Cleveland attempted to dip their feet into some of the talks involving big names, but eventually settled on Joe Smith, another quality reliever who gives this stacked bullpen another arm.
Houston ended up in a similar situation as Cleveland, making only one trade for Francisco Liriano. It’s been a rough year for Liriano, but he won’t be starting games like he did in Toronto. Perhaps the lessened pressure and lower amount of innings he will face can turn his season around.
Boston’s biggest move occurred around a week ago, but like Arizona, they too joined in on the reliever frenzy. Addison Reed won’t show in the top 30 on Fangraphs, but his numbers have been ridiculous: 2.57 ERA, 166 ERA+, 8.8 SO/9. Reed is an underrated menace on the mound (Even with the mammoth home run he gave up in his Sox debut in that crazy Boston-Cleveland game last night), and will give Boston a powerful one-two punch late in games.
The Eduardo Nunez trade plugged 3rd base, which was plugged (negatively and literally considering his size) previously by Pablo Sandoval.

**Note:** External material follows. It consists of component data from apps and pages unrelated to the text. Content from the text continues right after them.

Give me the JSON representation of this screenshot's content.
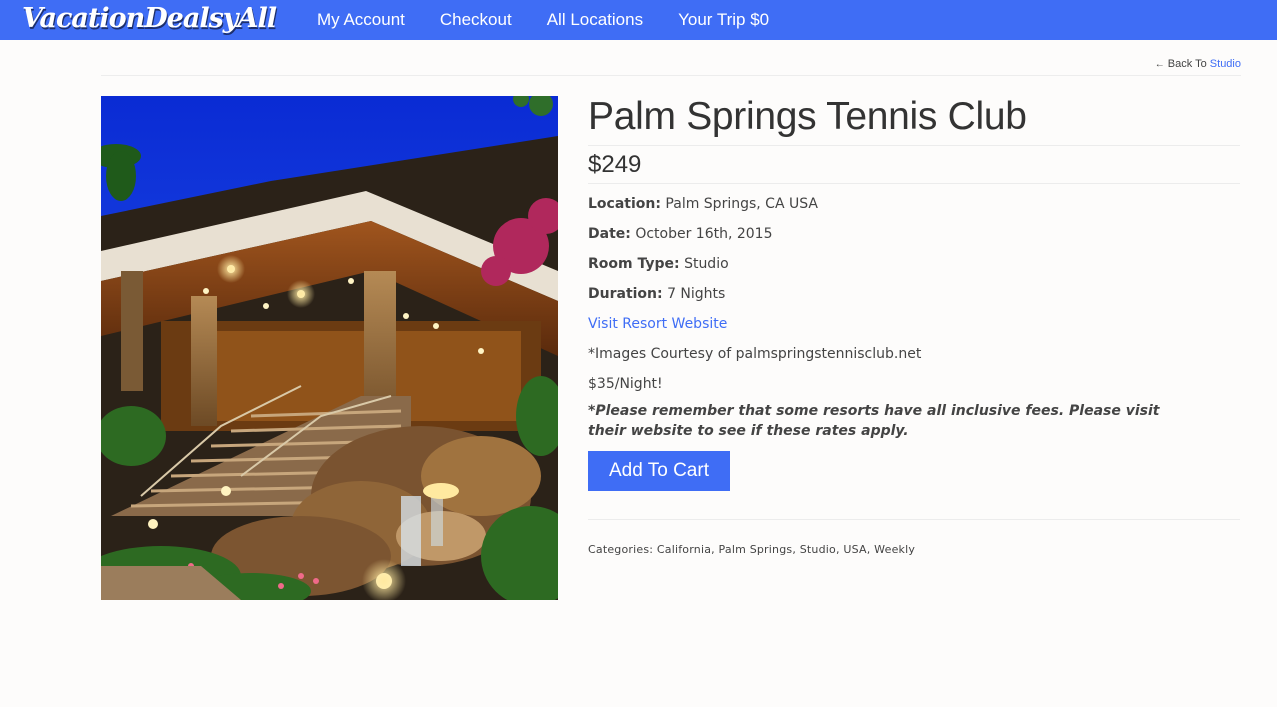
{
  "nav": {
    "logo": "VacationDealsyAll",
    "links": [
      "My Account",
      "Checkout",
      "All Locations",
      "Your Trip $0"
    ]
  },
  "back": {
    "prefix": "Back To",
    "link": "Studio"
  },
  "product": {
    "title": "Palm Springs Tennis Club",
    "price": "$249",
    "specs": [
      {
        "label": "Location:",
        "value": "Palm Springs, CA USA"
      },
      {
        "label": "Date:",
        "value": "October 16th, 2015"
      },
      {
        "label": "Room Type:",
        "value": "Studio"
      },
      {
        "label": "Duration:",
        "value": "7 Nights"
      }
    ],
    "website_link": "Visit Resort Website",
    "credit": "*Images Courtesy of palmspringstennisclub.net",
    "nightly": "$35/Night!",
    "note": "*Please remember that some resorts have all inclusive fees. Please visit their website to see if these rates apply.",
    "add_to_cart": "Add To Cart",
    "categories_label": "Categories:",
    "categories": [
      "California",
      "Palm Springs",
      "Studio",
      "USA",
      "Weekly"
    ]
  },
  "colors": {
    "brand": "#3f6df5",
    "text": "#333333"
  }
}
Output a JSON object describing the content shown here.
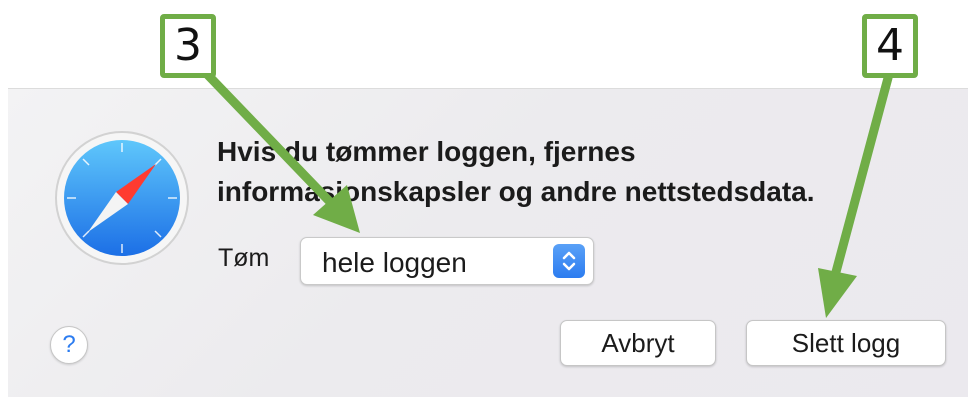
{
  "dialog": {
    "message_line1": "Hvis du tømmer loggen, fjernes",
    "message_line2": "informasjonskapsler og andre nettstedsdata.",
    "clear_label": "Tøm",
    "clear_select_value": "hele loggen",
    "cancel_label": "Avbryt",
    "delete_label": "Slett logg",
    "help_label": "?"
  },
  "annotations": {
    "step3_label": "3",
    "step4_label": "4",
    "arrow_color": "#70ad47"
  },
  "icons": {
    "app_icon": "safari-compass-icon",
    "select_arrows": "up-down-chevron-icon"
  }
}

Nunez has hit the ball very well this season, and is an excellent defender for his position.
I view the Reed trade as worth it. Though it was another two top 30 prospects out the door for the Red Sox, Reed is criminally undervalued and relieves worry at the end of games. We’ll see whether they pull out of this slump (Last night’s game should help), but for now the value checks out.
The Cubs are similar to Boston: A team that’s probably underperforming, that doesn’t care about giving up prospects, and who made big and small acquisitions at the deadline.
I already wrote about the Jose Quintana trade here…
The Justin Wilson trade was another of those “Why do they need him too?” deals, but in the playoffs you need as many arms as possible, starters or relievers combined. Wilson’s value has been decremented by his team, but by digging deeper you’ll realize that he’s actually been fantastic. He’s striking out 12.3 guys per nine innings, and gives up almost no contact compared to others.
It came at a heavy price, as 3rd baseman prospect Jeimer Candelario was sent to Detroit along with one other. Candelario is more important for Detroit than Chicago though, as the Tigers are trying to get younger and Chicago has their infield set for the future.
The last “contender” to make moves was Milwaukee, who I’ve been very skeptical of this season and who’s also starting to prove me right. Their bullpen additions consisted of Jeremy Jeffries, who they took right back from Texas after last year’s Jonathan Lucroy trade and Anthony Swarzak, one of the league’s best late-inning pitchers. Though I’m not sure they can get there, Jeffries and Swarzak would be huge in the playoffs. The Brewers might be falling apart, but Jeffries and Swarzak are two nice additions if the Brew Crew can get back on track.